- What the task requires
Reproduce the entries below, please. Keep every character the same.

- The data
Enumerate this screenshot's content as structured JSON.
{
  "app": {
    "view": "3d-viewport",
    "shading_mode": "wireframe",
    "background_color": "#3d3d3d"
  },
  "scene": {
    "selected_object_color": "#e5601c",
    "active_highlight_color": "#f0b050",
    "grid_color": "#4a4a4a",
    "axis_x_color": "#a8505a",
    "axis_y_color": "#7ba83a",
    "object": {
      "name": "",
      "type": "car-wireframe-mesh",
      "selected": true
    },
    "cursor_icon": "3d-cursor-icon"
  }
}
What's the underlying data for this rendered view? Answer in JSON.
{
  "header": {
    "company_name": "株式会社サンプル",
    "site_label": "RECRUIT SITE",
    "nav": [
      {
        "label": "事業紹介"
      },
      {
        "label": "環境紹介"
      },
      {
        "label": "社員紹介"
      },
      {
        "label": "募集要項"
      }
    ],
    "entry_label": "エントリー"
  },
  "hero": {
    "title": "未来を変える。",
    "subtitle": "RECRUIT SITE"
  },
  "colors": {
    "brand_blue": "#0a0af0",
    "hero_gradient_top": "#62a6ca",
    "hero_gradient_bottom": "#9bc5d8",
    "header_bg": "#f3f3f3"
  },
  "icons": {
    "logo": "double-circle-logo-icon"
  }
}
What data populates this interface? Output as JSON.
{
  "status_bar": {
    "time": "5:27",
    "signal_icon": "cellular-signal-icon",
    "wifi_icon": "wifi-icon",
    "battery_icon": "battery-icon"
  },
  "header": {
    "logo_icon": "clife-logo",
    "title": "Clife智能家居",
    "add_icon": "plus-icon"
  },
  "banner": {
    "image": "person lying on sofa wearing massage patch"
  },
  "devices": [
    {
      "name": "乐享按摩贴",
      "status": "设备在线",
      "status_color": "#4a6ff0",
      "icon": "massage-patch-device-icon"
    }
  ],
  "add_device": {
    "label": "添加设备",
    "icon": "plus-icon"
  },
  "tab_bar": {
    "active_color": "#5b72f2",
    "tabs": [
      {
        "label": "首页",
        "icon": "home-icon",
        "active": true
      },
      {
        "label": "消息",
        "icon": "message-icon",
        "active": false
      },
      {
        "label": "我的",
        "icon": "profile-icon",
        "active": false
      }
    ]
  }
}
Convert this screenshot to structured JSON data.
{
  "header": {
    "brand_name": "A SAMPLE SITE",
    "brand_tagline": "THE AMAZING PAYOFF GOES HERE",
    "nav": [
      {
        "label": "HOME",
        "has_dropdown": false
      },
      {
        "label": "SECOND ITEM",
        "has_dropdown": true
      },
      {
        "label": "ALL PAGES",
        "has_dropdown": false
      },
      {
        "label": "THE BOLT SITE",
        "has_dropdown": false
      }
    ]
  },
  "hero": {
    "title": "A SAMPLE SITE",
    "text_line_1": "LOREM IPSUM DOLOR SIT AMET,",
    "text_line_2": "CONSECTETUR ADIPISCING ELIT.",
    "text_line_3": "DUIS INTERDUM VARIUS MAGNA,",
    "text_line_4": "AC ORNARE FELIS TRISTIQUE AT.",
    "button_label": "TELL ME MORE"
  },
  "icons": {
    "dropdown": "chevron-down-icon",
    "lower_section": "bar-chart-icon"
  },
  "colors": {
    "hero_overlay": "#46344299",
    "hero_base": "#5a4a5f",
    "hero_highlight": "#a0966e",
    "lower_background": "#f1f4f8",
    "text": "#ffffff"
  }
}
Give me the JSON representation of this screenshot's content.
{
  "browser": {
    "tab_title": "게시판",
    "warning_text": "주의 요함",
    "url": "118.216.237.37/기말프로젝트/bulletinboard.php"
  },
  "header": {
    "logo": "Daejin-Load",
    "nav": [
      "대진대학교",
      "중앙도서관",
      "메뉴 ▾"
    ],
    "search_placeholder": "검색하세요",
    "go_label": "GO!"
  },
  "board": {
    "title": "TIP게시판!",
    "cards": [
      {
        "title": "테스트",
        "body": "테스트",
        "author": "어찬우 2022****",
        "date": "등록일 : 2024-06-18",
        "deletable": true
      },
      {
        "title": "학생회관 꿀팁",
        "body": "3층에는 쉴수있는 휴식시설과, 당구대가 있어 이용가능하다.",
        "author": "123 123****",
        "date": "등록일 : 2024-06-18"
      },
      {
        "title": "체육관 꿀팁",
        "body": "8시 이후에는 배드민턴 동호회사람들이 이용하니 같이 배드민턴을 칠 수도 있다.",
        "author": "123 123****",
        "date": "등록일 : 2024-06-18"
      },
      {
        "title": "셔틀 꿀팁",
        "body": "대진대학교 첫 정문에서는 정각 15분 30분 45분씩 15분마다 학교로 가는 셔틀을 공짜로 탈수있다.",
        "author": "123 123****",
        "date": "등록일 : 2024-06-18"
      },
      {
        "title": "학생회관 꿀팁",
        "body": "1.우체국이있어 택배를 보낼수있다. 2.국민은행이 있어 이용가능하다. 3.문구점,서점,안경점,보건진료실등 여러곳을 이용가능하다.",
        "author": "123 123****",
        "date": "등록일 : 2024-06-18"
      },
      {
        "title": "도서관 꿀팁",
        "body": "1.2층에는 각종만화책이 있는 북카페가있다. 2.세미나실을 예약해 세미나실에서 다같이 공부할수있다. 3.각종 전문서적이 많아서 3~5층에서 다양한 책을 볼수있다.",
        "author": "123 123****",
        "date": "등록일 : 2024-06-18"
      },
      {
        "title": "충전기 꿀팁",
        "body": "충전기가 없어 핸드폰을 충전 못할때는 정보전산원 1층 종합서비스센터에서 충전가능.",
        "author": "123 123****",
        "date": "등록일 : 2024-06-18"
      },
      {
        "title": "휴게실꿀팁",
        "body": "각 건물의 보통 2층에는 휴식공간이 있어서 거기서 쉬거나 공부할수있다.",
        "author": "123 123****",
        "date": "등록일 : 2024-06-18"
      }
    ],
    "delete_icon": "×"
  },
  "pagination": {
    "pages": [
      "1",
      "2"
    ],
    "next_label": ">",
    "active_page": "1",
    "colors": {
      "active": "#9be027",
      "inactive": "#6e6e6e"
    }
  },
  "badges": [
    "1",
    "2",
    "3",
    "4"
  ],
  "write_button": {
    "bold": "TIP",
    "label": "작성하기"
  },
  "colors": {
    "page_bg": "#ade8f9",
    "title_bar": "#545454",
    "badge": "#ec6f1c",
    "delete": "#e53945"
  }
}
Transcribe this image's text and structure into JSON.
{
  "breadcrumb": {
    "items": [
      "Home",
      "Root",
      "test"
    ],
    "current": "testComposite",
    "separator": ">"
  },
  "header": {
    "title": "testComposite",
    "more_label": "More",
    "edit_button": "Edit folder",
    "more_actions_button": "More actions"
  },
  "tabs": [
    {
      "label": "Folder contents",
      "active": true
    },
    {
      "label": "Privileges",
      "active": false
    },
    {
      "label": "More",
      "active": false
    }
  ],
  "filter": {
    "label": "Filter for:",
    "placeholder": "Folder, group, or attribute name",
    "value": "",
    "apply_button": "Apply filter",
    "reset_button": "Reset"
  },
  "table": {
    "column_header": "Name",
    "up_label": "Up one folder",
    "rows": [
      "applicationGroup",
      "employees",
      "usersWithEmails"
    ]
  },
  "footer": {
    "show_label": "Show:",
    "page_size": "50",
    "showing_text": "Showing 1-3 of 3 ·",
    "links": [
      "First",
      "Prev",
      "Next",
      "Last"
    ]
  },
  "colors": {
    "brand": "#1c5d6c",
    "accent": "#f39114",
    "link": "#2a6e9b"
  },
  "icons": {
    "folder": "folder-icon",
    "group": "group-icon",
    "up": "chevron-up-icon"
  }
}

- Output below
Enumerate this screenshot's content as structured JSON.
{
  "app": {
    "view": "3d-viewport",
    "shading_mode": "wireframe",
    "background_color": "#3d3d3d"
  },
  "scene": {
    "selected_object_color": "#e5601c",
    "active_highlight_color": "#f0b050",
    "grid_color": "#4a4a4a",
    "axis_x_color": "#a8505a",
    "axis_y_color": "#7ba83a",
    "object": {
      "name": "",
      "type": "car-wireframe-mesh",
      "selected": true
    },
    "cursor_icon": "3d-cursor-icon"
  }
}
What's the underlying data for this rendered view? Answer in JSON.
{
  "header": {
    "company_name": "株式会社サンプル",
    "site_label": "RECRUIT SITE",
    "nav": [
      {
        "label": "事業紹介"
      },
      {
        "label": "環境紹介"
      },
      {
        "label": "社員紹介"
      },
      {
        "label": "募集要項"
      }
    ],
    "entry_label": "エントリー"
  },
  "hero": {
    "title": "未来を変える。",
    "subtitle": "RECRUIT SITE"
  },
  "colors": {
    "brand_blue": "#0a0af0",
    "hero_gradient_top": "#62a6ca",
    "hero_gradient_bottom": "#9bc5d8",
    "header_bg": "#f3f3f3"
  },
  "icons": {
    "logo": "double-circle-logo-icon"
  }
}
What data populates this interface? Output as JSON.
{
  "status_bar": {
    "time": "5:27",
    "signal_icon": "cellular-signal-icon",
    "wifi_icon": "wifi-icon",
    "battery_icon": "battery-icon"
  },
  "header": {
    "logo_icon": "clife-logo",
    "title": "Clife智能家居",
    "add_icon": "plus-icon"
  },
  "banner": {
    "image": "person lying on sofa wearing massage patch"
  },
  "devices": [
    {
      "name": "乐享按摩贴",
      "status": "设备在线",
      "status_color": "#4a6ff0",
      "icon": "massage-patch-device-icon"
    }
  ],
  "add_device": {
    "label": "添加设备",
    "icon": "plus-icon"
  },
  "tab_bar": {
    "active_color": "#5b72f2",
    "tabs": [
      {
        "label": "首页",
        "icon": "home-icon",
        "active": true
      },
      {
        "label": "消息",
        "icon": "message-icon",
        "active": false
      },
      {
        "label": "我的",
        "icon": "profile-icon",
        "active": false
      }
    ]
  }
}
Convert this screenshot to structured JSON data.
{
  "header": {
    "brand_name": "A SAMPLE SITE",
    "brand_tagline": "THE AMAZING PAYOFF GOES HERE",
    "nav": [
      {
        "label": "HOME",
        "has_dropdown": false
      },
      {
        "label": "SECOND ITEM",
        "has_dropdown": true
      },
      {
        "label": "ALL PAGES",
        "has_dropdown": false
      },
      {
        "label": "THE BOLT SITE",
        "has_dropdown": false
      }
    ]
  },
  "hero": {
    "title": "A SAMPLE SITE",
    "text_line_1": "LOREM IPSUM DOLOR SIT AMET,",
    "text_line_2": "CONSECTETUR ADIPISCING ELIT.",
    "text_line_3": "DUIS INTERDUM VARIUS MAGNA,",
    "text_line_4": "AC ORNARE FELIS TRISTIQUE AT.",
    "button_label": "TELL ME MORE"
  },
  "icons": {
    "dropdown": "chevron-down-icon",
    "lower_section": "bar-chart-icon"
  },
  "colors": {
    "hero_overlay": "#46344299",
    "hero_base": "#5a4a5f",
    "hero_highlight": "#a0966e",
    "lower_background": "#f1f4f8",
    "text": "#ffffff"
  }
}
Give me the JSON representation of this screenshot's content.
{
  "browser": {
    "tab_title": "게시판",
    "warning_text": "주의 요함",
    "url": "118.216.237.37/기말프로젝트/bulletinboard.php"
  },
  "header": {
    "logo": "Daejin-Load",
    "nav": [
      "대진대학교",
      "중앙도서관",
      "메뉴 ▾"
    ],
    "search_placeholder": "검색하세요",
    "go_label": "GO!"
  },
  "board": {
    "title": "TIP게시판!",
    "cards": [
      {
        "title": "테스트",
        "body": "테스트",
        "author": "어찬우 2022****",
        "date": "등록일 : 2024-06-18",
        "deletable": true
      },
      {
        "title": "학생회관 꿀팁",
        "body": "3층에는 쉴수있는 휴식시설과, 당구대가 있어 이용가능하다.",
        "author": "123 123****",
        "date": "등록일 : 2024-06-18"
      },
      {
        "title": "체육관 꿀팁",
        "body": "8시 이후에는 배드민턴 동호회사람들이 이용하니 같이 배드민턴을 칠 수도 있다.",
        "author": "123 123****",
        "date": "등록일 : 2024-06-18"
      },
      {
        "title": "셔틀 꿀팁",
        "body": "대진대학교 첫 정문에서는 정각 15분 30분 45분씩 15분마다 학교로 가는 셔틀을 공짜로 탈수있다.",
        "author": "123 123****",
        "date": "등록일 : 2024-06-18"
      },
      {
        "title": "학생회관 꿀팁",
        "body": "1.우체국이있어 택배를 보낼수있다. 2.국민은행이 있어 이용가능하다. 3.문구점,서점,안경점,보건진료실등 여러곳을 이용가능하다.",
        "author": "123 123****",
        "date": "등록일 : 2024-06-18"
      },
      {
        "title": "도서관 꿀팁",
        "body": "1.2층에는 각종만화책이 있는 북카페가있다. 2.세미나실을 예약해 세미나실에서 다같이 공부할수있다. 3.각종 전문서적이 많아서 3~5층에서 다양한 책을 볼수있다.",
        "author": "123 123****",
        "date": "등록일 : 2024-06-18"
      },
      {
        "title": "충전기 꿀팁",
        "body": "충전기가 없어 핸드폰을 충전 못할때는 정보전산원 1층 종합서비스센터에서 충전가능.",
        "author": "123 123****",
        "date": "등록일 : 2024-06-18"
      },
      {
        "title": "휴게실꿀팁",
        "body": "각 건물의 보통 2층에는 휴식공간이 있어서 거기서 쉬거나 공부할수있다.",
        "author": "123 123****",
        "date": "등록일 : 2024-06-18"
      }
    ],
    "delete_icon": "×"
  },
  "pagination": {
    "pages": [
      "1",
      "2"
    ],
    "next_label": ">",
    "active_page": "1",
    "colors": {
      "active": "#9be027",
      "inactive": "#6e6e6e"
    }
  },
  "badges": [
    "1",
    "2",
    "3",
    "4"
  ],
  "write_button": {
    "bold": "TIP",
    "label": "작성하기"
  },
  "colors": {
    "page_bg": "#ade8f9",
    "title_bar": "#545454",
    "badge": "#ec6f1c",
    "delete": "#e53945"
  }
}
Transcribe this image's text and structure into JSON.
{
  "breadcrumb": {
    "items": [
      "Home",
      "Root",
      "test"
    ],
    "current": "testComposite",
    "separator": ">"
  },
  "header": {
    "title": "testComposite",
    "more_label": "More",
    "edit_button": "Edit folder",
    "more_actions_button": "More actions"
  },
  "tabs": [
    {
      "label": "Folder contents",
      "active": true
    },
    {
      "label": "Privileges",
      "active": false
    },
    {
      "label": "More",
      "active": false
    }
  ],
  "filter": {
    "label": "Filter for:",
    "placeholder": "Folder, group, or attribute name",
    "value": "",
    "apply_button": "Apply filter",
    "reset_button": "Reset"
  },
  "table": {
    "column_header": "Name",
    "up_label": "Up one folder",
    "rows": [
      "applicationGroup",
      "employees",
      "usersWithEmails"
    ]
  },
  "footer": {
    "show_label": "Show:",
    "page_size": "50",
    "showing_text": "Showing 1-3 of 3 ·",
    "links": [
      "First",
      "Prev",
      "Next",
      "Last"
    ]
  },
  "colors": {
    "brand": "#1c5d6c",
    "accent": "#f39114",
    "link": "#2a6e9b"
  },
  "icons": {
    "folder": "folder-icon",
    "group": "group-icon",
    "up": "chevron-up-icon"
  }
}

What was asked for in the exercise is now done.